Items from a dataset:

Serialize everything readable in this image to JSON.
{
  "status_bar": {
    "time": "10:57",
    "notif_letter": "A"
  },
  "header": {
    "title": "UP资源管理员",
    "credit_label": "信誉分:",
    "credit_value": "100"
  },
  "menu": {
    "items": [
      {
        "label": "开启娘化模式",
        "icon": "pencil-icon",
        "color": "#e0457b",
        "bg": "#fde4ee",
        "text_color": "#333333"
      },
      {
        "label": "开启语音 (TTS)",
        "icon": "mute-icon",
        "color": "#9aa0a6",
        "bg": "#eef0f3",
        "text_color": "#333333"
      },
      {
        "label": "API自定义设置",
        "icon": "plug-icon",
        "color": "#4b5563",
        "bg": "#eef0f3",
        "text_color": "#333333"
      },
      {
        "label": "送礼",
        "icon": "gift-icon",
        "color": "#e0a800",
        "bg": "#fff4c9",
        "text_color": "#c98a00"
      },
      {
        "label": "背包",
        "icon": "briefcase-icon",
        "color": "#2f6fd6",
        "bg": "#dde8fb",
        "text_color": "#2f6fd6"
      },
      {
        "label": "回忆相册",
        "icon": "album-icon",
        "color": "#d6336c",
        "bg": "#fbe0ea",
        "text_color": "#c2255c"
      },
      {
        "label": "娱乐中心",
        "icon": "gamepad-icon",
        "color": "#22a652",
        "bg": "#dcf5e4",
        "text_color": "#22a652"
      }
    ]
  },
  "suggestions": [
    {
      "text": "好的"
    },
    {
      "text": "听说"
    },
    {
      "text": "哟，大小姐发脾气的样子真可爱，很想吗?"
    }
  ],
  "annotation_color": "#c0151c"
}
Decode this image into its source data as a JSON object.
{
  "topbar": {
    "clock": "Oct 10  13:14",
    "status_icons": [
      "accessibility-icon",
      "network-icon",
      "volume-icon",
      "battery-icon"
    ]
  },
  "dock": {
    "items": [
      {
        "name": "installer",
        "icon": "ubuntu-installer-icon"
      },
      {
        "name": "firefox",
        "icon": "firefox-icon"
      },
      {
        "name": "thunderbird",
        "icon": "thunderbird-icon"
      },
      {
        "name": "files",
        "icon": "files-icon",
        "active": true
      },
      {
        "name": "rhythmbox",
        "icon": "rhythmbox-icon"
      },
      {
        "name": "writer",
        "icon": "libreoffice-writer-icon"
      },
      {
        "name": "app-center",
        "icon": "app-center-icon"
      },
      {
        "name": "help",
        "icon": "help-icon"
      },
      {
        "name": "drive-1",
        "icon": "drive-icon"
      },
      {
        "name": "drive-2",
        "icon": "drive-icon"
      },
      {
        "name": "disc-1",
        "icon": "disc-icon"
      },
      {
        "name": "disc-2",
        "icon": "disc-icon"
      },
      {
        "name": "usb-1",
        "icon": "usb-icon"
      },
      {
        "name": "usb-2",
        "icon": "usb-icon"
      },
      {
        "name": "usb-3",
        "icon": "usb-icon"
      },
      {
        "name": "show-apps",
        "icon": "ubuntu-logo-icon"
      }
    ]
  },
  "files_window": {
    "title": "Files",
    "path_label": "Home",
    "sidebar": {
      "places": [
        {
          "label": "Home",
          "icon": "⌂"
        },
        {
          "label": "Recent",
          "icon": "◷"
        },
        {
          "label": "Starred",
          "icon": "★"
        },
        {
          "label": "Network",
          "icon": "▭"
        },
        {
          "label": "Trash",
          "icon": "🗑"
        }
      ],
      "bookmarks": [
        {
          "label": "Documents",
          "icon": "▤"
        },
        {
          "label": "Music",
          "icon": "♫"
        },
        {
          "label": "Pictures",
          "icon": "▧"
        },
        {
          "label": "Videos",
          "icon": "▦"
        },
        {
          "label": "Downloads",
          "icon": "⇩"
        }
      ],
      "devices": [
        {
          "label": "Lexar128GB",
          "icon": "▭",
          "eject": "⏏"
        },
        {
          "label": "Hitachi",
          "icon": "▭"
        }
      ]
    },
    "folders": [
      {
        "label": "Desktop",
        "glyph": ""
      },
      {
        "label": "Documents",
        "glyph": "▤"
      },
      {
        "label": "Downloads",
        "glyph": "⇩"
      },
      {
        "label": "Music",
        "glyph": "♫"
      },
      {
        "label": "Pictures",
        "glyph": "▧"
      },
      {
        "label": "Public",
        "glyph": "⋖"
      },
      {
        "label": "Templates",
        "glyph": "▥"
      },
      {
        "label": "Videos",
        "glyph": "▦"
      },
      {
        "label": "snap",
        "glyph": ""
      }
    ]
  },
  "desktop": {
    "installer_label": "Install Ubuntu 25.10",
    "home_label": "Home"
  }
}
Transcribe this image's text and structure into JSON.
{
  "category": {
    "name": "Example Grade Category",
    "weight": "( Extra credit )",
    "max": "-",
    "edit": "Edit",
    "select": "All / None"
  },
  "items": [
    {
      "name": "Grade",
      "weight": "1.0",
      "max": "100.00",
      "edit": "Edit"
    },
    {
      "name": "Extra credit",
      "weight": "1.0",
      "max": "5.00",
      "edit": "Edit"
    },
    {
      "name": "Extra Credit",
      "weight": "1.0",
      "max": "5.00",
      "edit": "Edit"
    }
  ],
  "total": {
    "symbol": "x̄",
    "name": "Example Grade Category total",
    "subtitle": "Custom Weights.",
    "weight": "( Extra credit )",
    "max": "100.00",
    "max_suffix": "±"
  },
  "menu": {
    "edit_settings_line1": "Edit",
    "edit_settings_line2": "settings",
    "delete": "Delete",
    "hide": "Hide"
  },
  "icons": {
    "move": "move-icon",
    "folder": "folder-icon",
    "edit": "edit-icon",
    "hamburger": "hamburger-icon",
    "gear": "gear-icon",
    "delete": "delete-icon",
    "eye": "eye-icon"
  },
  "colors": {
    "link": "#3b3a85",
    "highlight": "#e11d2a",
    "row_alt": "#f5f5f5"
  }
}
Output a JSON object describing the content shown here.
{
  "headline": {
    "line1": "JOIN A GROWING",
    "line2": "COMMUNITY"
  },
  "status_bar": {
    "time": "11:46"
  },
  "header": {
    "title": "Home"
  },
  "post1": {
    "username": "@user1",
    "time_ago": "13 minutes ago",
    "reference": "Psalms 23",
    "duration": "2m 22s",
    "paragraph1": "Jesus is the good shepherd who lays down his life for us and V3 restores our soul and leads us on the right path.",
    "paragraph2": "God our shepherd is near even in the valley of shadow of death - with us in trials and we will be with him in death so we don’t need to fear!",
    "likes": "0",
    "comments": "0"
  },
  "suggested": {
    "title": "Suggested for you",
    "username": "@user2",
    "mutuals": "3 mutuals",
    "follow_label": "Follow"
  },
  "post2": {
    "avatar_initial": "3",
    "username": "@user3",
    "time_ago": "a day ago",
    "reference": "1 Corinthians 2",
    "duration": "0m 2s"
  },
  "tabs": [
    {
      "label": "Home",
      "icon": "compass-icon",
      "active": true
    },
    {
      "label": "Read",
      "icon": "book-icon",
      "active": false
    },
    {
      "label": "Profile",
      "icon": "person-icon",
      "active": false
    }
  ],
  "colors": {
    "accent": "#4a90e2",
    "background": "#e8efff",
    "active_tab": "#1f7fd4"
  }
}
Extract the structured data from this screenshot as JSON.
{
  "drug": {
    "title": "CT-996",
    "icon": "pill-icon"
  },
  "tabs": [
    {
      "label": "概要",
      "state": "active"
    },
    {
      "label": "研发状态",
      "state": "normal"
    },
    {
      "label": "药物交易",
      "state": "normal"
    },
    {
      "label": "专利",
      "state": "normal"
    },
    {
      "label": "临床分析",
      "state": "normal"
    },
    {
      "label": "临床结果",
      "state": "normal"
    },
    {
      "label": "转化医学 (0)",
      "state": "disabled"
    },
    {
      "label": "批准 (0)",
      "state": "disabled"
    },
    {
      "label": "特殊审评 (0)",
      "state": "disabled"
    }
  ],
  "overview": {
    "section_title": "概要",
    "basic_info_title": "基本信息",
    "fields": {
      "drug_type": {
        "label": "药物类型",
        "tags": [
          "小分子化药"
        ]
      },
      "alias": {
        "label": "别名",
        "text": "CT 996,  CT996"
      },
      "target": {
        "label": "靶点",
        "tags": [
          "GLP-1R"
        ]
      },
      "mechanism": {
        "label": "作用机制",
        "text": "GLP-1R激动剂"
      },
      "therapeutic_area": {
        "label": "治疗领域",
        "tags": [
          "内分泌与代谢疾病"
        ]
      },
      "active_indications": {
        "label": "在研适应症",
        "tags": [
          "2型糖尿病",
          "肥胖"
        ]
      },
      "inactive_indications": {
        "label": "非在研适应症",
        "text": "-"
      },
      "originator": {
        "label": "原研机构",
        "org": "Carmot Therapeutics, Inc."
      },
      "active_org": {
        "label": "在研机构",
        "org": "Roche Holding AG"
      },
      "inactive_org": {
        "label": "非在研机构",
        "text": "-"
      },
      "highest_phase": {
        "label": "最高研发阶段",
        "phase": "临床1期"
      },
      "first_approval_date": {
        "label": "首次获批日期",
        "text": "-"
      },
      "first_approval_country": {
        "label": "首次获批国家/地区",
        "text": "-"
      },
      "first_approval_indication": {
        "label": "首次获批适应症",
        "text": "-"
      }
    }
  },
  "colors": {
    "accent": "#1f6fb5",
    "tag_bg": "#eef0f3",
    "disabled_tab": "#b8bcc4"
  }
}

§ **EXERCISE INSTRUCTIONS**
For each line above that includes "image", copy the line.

§ **YOUR SOLUTION**
Serialize everything readable in this image to JSON.
Decode this image into its source data as a JSON object.
Transcribe this image's text and structure into JSON.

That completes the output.